■ **SOURCE RECORDS**:
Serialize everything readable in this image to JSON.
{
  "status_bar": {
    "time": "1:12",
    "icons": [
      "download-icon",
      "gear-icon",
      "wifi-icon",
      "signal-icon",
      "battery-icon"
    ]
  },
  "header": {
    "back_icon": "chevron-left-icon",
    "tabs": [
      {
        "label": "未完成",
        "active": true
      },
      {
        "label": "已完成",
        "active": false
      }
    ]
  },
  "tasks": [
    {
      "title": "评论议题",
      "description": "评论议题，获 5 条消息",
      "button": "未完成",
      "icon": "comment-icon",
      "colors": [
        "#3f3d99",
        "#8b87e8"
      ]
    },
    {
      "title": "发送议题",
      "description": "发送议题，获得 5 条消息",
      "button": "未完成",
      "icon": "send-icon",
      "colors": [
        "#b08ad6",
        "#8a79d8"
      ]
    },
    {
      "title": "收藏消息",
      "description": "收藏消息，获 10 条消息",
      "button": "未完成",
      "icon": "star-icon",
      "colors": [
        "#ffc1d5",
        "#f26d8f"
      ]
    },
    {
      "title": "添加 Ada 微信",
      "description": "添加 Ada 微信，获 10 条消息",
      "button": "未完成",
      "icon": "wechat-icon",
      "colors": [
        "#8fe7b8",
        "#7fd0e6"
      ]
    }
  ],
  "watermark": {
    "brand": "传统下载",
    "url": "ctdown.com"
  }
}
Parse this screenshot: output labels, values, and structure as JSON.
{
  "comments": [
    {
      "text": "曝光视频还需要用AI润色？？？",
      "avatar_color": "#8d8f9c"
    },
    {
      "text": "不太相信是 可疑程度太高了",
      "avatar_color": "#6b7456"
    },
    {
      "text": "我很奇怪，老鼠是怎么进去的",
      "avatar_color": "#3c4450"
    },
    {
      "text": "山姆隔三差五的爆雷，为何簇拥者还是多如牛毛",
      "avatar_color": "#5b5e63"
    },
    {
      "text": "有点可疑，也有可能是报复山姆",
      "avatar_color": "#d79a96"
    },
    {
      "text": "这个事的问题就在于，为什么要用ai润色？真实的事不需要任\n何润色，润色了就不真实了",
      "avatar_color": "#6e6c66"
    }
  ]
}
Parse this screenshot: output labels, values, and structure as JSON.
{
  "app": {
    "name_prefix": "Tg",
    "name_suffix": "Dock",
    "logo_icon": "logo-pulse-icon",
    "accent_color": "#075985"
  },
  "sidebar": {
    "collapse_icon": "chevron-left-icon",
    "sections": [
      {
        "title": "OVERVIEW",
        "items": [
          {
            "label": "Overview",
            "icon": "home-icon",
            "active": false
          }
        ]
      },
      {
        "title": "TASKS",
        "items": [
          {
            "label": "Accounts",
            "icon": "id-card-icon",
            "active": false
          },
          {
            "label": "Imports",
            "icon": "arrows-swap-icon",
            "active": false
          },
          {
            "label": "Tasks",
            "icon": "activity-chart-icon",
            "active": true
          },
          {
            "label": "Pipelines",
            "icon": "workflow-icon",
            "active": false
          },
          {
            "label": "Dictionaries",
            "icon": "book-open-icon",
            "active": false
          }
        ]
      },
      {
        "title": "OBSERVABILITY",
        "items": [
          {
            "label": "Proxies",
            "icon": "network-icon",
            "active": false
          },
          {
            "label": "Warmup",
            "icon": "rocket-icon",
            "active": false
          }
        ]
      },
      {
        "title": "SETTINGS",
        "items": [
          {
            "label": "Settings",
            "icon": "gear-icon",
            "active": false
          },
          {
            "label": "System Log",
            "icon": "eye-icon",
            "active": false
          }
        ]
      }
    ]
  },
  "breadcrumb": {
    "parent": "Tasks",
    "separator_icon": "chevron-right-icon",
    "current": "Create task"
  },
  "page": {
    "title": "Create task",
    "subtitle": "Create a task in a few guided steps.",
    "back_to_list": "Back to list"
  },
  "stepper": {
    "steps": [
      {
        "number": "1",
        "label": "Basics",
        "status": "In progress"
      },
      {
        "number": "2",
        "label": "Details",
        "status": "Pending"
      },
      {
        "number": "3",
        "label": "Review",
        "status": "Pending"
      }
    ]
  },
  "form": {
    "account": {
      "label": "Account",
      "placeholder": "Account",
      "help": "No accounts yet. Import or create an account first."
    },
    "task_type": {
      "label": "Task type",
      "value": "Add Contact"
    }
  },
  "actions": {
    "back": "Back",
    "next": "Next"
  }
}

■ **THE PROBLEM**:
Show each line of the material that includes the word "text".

■ **YOUR RESPONSE**:
      "text": "曝光视频还需要用AI润色？？？",
      "text": "不太相信是 可疑程度太高了",
      "text": "我很奇怪，老鼠是怎么进去的",
      "text": "山姆隔三差五的爆雷，为何簇拥者还是多如牛毛",
      "text": "有点可疑，也有可能是报复山姆",
      "text": "这个事的问题就在于，为什么要用ai润色？真实的事不需要任\n何润色，润色了就不真实了",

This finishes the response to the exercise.